An old-school platformer that harkens back to the days of the venerable Nintendo Entertainment System (the NES), Exception features the classic ‘get to the exit point’ game design found in everything from the original Mario games to DOOM, while eschewing the overly complicated controls, combos and lengthy tutorials found in many modern games.
While the gameplay concept may be old school, the execution is not. Using a mix of 3D rendering and cell-shading (cell-shading creates a cartoon-like look), Exception is a good looking game (one particularly nice touch is how the graphics become increasingly low-res as damage is incurred). Set inside a computer beset by a virus, Exception’s liberal use of neon lighting, not to mention subject matter, give the whole game a fairly strong Tron vibe. While there is a story, told by a digital comic, like nearly all old games (and to be honest, most new ones) this is really not necessary to enjoy the game – something that Will Traxler, the developer, seems to acknowledge by the fact that players can skip over the entire thing. No, the fun is to be had in the gameplay itself.
For anyone familiar with 2D or 2.5D platformers, much will be familiar – players run, jump, cling to walls, avoid traps and hazards, and smack bad guys with a glowing light-sword. What players may not be familiar with is the novel take on level design. As players move through the level they come across glowing contact points. Running into them or hitting them with a sword will cause the entire level to transform. This transformation may be as simple as flipping the level on its side or upside down, or it may cause the level to reconfigure itself, or even rotate the level, making what was background art the level. This means that a level which looked blindingly simple can suddenly become a whole lot more complicated.
I really enjoyed the fact that, just when you think you’ve seen everything the game has to throw at you, it suddenly mixes things up, adding new wrinkles. These may take the form of moving hazards, walls that threaten to squish the player if they miss their timing, or an oncoming threat which forces you to push onwards. The levels also get harder – much harder, with some punishing any mistake with instant failure. Fortunately, these are mixed in with easier levels which keeps the game from becoming either boring or frustrating.
Also, a large part of the fun comes from seeing just how quickly and efficiently you can navigate these levels. The on-screen timer (which resets each time the player is defeated), and the online leader board challenge players to figure out the levels’ layouts, how they morph, and plot the best way to maintain momentum as the level reconfigures itself. It’s here where the game shines, and hitting a perfect run at breakneck speed is a definite thrill. The longest time I took to complete a level was over 70 seconds; the shortest: under 13 seconds. Of course, it takes quite a few goes to get the best speed possible, and with 128 levels, there’s a lot to keep players occupied. While the controls could possibly be a little tighter, they’re still good and the feeling is somewhat reminiscent of parkour game N.

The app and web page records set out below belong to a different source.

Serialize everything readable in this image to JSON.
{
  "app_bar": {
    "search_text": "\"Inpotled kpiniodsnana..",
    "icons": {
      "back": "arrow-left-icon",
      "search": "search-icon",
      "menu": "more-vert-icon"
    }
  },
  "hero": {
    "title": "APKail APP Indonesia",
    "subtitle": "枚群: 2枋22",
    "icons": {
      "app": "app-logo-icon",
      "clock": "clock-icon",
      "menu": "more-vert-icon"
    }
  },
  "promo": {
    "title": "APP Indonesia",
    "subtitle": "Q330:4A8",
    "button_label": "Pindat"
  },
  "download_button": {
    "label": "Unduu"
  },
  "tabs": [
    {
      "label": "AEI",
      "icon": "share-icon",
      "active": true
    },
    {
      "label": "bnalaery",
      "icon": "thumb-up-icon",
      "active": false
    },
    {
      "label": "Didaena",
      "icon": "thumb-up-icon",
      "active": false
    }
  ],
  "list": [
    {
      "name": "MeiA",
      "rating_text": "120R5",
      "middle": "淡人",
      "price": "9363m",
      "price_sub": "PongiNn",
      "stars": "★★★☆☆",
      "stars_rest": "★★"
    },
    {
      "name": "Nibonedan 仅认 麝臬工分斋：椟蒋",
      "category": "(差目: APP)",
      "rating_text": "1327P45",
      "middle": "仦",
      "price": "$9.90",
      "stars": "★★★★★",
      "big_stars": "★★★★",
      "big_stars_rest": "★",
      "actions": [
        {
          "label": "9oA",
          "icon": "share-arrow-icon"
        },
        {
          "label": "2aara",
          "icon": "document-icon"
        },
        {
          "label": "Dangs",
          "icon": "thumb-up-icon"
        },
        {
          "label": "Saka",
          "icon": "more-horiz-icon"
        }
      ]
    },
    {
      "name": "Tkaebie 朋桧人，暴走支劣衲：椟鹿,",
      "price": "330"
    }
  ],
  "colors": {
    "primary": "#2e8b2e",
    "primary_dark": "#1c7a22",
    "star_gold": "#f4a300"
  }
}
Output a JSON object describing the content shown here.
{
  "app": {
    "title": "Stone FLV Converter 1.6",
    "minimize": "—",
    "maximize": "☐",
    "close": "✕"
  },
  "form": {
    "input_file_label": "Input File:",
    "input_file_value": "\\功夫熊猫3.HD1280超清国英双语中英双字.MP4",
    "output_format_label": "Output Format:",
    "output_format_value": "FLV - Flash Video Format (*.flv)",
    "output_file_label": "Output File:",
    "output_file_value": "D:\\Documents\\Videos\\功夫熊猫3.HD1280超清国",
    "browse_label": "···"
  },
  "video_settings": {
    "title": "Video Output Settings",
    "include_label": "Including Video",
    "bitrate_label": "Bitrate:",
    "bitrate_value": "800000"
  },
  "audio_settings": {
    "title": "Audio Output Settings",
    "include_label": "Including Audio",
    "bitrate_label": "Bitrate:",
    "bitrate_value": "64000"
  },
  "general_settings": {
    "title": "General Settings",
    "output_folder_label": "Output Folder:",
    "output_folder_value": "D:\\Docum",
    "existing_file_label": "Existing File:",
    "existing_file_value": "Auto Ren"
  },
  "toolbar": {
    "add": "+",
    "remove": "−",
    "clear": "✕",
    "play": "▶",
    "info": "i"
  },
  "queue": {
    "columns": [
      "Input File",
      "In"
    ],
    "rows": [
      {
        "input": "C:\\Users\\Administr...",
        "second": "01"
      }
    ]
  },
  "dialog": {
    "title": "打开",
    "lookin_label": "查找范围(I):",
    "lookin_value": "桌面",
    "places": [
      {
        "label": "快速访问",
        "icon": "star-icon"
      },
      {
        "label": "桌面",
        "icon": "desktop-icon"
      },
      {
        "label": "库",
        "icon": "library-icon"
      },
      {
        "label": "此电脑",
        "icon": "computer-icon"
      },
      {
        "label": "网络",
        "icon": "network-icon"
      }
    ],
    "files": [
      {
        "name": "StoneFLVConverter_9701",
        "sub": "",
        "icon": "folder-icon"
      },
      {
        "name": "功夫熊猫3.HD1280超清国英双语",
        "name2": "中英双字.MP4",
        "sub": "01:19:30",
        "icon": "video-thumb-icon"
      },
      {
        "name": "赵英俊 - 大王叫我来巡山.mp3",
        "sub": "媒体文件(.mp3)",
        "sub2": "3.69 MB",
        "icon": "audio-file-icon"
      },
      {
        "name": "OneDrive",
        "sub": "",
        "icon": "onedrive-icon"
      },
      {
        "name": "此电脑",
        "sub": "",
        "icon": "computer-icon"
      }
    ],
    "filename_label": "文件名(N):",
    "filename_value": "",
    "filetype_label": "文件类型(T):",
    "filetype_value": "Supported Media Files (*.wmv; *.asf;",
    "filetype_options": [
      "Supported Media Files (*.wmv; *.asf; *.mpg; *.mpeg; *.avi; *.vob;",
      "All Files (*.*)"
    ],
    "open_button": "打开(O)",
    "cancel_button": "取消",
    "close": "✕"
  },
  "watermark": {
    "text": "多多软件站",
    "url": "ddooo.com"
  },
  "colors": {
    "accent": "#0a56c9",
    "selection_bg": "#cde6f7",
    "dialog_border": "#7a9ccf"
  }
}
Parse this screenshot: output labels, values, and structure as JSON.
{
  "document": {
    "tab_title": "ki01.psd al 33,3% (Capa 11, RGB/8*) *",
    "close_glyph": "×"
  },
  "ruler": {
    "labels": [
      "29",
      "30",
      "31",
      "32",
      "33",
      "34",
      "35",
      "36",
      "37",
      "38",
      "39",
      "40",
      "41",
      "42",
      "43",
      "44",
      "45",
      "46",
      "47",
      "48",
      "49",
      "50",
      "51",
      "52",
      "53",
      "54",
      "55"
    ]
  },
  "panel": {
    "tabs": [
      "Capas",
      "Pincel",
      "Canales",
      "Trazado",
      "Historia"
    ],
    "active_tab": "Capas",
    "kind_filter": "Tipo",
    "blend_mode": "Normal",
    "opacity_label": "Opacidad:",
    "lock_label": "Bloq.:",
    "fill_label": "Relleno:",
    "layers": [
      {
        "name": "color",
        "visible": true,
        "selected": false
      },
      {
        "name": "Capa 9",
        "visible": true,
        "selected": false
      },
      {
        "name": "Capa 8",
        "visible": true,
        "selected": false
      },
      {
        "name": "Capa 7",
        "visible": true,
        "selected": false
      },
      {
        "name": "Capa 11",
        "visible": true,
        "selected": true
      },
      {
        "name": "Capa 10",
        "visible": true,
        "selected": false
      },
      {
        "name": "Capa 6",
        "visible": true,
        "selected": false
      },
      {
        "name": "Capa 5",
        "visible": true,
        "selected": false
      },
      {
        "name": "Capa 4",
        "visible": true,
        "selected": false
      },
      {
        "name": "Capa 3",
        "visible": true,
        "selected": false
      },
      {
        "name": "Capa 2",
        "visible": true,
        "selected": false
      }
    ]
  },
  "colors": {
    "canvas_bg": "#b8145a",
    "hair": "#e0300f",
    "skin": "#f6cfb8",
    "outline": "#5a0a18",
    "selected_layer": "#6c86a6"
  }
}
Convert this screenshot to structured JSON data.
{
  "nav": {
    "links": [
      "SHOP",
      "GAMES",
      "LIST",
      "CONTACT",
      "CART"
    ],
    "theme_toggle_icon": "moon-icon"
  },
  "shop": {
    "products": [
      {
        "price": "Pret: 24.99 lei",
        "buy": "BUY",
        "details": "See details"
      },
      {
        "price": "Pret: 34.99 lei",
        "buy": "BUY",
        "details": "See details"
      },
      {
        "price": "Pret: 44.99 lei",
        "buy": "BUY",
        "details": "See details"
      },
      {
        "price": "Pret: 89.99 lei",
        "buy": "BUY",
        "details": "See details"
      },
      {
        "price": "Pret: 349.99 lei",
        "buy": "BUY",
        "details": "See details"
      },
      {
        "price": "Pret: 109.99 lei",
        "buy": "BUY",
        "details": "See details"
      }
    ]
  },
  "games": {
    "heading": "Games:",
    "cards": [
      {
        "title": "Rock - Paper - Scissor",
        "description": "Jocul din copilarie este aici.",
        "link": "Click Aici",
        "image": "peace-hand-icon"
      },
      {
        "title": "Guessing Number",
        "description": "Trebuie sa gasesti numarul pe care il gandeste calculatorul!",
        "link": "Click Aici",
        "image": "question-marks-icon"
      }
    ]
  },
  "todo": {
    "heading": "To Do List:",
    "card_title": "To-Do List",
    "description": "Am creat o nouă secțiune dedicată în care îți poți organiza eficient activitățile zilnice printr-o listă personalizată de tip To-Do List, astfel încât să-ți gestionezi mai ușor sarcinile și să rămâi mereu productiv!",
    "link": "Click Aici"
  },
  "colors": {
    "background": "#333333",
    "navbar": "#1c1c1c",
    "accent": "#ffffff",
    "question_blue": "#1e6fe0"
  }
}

Exception is well made, fun to play and good looking, For those who enjoy the challenge of speed-runs, and those who like good 2D platformers, Exception is definitely worth checking out. ■